*ACTIVITY*
Search the records for the string "heading", and show each line where it appears.

(Interface dataset entries)
____________________

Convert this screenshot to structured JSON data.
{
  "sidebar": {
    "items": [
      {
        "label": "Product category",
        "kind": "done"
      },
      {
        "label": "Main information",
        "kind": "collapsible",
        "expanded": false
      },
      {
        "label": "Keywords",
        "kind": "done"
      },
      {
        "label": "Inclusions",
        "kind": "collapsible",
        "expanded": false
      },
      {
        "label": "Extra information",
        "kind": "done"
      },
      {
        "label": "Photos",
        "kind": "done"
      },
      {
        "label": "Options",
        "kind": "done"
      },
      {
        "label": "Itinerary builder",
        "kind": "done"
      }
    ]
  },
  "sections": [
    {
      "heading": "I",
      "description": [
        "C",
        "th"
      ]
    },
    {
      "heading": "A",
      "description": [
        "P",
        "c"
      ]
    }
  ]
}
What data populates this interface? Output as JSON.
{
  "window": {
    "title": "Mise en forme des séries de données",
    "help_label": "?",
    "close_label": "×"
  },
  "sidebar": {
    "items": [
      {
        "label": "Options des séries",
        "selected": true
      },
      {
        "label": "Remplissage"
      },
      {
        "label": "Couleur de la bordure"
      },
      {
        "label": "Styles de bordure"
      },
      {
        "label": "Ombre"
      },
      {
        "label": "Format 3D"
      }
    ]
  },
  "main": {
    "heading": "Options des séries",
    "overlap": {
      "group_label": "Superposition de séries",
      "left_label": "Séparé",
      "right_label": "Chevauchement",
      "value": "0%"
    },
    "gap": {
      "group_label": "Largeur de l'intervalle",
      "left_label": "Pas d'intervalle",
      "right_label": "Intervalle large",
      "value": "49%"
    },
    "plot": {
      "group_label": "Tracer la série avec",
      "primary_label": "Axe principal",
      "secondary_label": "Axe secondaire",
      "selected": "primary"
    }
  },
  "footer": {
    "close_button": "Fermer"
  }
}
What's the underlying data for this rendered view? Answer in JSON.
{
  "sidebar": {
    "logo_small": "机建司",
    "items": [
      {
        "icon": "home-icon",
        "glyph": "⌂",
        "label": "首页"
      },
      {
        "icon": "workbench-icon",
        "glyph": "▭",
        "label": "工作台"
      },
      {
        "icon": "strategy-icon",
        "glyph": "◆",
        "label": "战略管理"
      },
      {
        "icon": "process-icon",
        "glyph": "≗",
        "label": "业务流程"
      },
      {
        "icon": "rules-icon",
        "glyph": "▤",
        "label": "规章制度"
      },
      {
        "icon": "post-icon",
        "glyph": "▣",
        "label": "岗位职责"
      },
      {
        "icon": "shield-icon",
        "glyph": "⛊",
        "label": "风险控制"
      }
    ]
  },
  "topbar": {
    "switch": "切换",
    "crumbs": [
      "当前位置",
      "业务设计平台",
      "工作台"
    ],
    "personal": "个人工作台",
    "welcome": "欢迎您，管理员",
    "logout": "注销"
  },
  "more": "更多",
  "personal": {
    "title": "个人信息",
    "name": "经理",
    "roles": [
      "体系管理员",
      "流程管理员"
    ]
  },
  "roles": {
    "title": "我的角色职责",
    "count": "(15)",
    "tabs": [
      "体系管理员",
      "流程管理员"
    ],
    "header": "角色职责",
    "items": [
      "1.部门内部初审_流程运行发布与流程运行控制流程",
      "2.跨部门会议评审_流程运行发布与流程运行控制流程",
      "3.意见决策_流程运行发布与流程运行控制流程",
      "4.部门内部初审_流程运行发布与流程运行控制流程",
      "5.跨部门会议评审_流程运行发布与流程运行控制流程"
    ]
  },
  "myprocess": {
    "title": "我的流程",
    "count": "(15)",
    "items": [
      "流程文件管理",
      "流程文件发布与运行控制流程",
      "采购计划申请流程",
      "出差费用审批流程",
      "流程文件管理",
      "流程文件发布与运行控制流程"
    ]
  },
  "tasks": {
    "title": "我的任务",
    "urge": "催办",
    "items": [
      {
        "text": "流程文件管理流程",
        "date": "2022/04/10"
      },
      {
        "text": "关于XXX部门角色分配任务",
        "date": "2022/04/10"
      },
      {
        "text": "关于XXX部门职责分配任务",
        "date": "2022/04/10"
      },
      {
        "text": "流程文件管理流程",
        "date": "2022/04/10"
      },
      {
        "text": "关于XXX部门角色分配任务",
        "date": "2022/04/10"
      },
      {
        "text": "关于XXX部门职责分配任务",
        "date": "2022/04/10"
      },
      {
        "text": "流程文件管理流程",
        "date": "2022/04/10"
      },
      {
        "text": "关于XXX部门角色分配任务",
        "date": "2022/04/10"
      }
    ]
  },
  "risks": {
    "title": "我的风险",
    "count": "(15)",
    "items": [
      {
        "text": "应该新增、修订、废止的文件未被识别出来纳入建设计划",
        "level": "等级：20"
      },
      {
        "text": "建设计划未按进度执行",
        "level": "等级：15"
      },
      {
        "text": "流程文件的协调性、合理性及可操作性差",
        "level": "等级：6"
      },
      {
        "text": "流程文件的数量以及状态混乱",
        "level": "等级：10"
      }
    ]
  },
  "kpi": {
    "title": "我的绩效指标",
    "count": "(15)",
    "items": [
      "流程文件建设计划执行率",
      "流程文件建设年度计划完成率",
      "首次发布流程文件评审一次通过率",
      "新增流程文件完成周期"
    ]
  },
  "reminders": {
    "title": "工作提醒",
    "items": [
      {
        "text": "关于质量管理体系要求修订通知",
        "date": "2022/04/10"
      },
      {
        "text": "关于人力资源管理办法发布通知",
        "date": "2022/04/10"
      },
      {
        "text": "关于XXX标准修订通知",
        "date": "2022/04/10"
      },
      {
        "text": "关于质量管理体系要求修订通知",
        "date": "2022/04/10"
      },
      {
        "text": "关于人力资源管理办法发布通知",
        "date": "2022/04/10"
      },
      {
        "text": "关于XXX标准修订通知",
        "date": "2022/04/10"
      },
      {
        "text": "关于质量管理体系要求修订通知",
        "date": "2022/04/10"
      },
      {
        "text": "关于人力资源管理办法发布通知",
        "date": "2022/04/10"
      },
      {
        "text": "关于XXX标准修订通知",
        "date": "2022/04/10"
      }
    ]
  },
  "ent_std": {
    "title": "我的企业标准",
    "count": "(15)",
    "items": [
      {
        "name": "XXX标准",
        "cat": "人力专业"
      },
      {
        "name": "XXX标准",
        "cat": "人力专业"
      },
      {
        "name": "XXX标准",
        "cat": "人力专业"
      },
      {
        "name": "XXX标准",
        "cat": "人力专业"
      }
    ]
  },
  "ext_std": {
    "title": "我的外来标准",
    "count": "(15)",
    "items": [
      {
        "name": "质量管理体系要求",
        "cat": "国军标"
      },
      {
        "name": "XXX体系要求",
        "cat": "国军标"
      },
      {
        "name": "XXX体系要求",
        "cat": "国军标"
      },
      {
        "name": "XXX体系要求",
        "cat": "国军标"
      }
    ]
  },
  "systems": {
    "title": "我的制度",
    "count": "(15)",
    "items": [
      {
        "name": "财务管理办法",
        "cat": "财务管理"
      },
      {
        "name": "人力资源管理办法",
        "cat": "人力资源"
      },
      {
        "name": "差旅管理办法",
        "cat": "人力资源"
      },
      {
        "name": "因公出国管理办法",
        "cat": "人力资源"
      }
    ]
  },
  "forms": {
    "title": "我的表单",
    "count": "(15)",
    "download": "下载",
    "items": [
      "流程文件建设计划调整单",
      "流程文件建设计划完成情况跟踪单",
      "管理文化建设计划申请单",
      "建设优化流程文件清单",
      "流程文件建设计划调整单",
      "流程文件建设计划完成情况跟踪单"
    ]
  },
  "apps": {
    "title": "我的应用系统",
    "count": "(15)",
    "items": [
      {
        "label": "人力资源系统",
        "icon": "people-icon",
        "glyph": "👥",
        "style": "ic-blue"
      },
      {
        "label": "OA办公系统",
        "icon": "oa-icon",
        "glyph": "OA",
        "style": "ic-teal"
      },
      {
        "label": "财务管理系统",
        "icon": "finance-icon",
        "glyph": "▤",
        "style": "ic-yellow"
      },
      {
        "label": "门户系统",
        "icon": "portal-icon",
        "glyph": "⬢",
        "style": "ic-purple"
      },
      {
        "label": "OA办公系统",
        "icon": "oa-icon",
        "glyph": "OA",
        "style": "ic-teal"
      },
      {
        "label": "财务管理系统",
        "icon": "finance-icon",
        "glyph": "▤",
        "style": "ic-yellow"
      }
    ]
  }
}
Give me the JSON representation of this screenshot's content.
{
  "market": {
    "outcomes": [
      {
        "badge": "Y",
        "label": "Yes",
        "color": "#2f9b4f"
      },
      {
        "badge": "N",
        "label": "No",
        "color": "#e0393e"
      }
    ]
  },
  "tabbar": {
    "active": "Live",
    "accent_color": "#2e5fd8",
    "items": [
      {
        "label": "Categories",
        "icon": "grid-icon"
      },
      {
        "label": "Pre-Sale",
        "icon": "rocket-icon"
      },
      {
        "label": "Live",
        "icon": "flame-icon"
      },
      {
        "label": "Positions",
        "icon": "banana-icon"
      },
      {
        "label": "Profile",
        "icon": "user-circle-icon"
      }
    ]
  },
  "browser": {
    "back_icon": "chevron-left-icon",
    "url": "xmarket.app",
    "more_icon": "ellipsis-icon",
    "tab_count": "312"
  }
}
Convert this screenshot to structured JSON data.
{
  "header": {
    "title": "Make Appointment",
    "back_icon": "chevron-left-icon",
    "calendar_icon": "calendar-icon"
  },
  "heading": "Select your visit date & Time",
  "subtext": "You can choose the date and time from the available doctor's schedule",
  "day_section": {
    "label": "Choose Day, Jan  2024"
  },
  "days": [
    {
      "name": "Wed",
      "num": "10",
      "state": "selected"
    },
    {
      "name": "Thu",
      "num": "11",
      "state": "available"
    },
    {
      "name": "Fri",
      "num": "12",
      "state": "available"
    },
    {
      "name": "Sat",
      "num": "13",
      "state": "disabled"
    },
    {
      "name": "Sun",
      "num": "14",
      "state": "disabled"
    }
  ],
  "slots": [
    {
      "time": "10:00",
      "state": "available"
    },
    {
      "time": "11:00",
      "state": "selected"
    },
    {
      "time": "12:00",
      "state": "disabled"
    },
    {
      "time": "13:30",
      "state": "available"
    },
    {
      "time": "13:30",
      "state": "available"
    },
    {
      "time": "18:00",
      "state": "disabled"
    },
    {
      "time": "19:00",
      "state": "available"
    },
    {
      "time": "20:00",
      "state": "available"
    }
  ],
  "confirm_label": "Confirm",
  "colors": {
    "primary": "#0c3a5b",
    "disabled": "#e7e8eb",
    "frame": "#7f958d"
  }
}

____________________

*RESPONSE TO THE EXERCISE*
      "heading": "I",
      "heading": "A",
    "heading": "Options des séries",
  "heading": "Select your visit date & Time",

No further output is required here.